Dowling brought a range of successful elements to Vail’s program when he joined the team from Team Breckenridge during the 2012-13 season. Among the pieces in Dowling’s puzzle was Campbell, who was one of Dowling’s athletes as a kid.

“He groomed me for coaching,” Campbell said of Dowling.

Dowling said he always knew Campbell had an eye for detail, something that suits a coach well.

“He was a really slight build,” Dowling said of Campbell, “often competing against bigger guys. But his technical prowess was what allowed him to be competitive. It was all on his technical understanding and ability.”

After becoming a coach, Campbell started grooming athletes of his own who he saw potential to compete at the high level, including then-13-year-old Emerson Smith. Smith, now 20, was the top performing American man at Saturday’s World Cup in Ruka and the only one to make finals, finishing 15th. Smith joined Ski & Snowboard Club Vail with Dowling and Campbell, and is now one of five athletes on the U.S. team who calls Campbell coach.


So far the only other Ski & Snowboard Club Vail moguls skier who seems certain for the Olympics is Morgan Schild. Schild is from Pittsford, New York, and transferred into the Ski & Snowboard Club Vail program after seeing the potential it offered her. Schild made finals on Saturday but, like Johnson, crashed and finished at the back of the 16-person final.

Unlike Johnson, however, Schild’s place on the Olympic team is a foregone conclusion after she notched a couple of podium finishes last season. Now that Leseur is qualified, Schild will have the benefit of Campbell, her coach, at the Olympics with her, as well.

It’s an advantage Johnson and Smith say they will also enjoy, should they make the Olympic team.

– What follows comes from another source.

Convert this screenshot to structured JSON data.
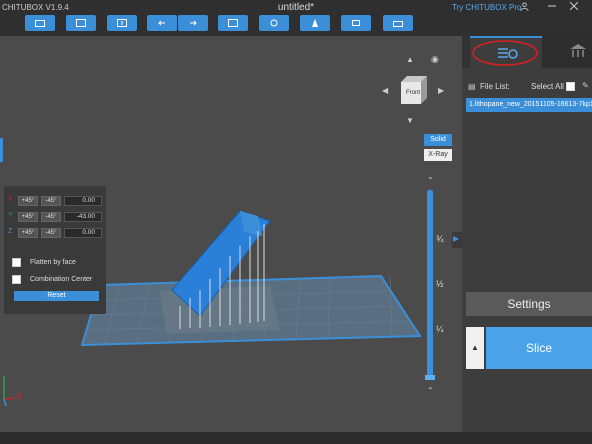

And until then, the fact that Campbell is able to join them on the World Cup, thanks to his status as Bermuda’s coach, is also making things more comfortable for the Vail athletes.

“I think we all agree it’s nice having Riley there,” Johnson said of Campbell at a recent training session in Vail. “Just to go back to him as a home base, whether it’s for technical advice or tactical advice, he knows us the best.”

World Cup freestyle skiing continues Thursday, Dec. 21 in Thaiwoo, China.

Support Local Journalism

Support Local Journalism

Readers around Craig and Moffat County make the Craig Press’ work possible. Your financial contribution supports our efforts to deliver quality, locally relevant journalism.

Now more than ever, your support is critical to help us keep our community informed about the evolving coronavirus pandemic and the impact it is having locally. Every contribution, however large or small, will make a difference.

Each donation will be used exclusively for the development and creation of increased news coverage.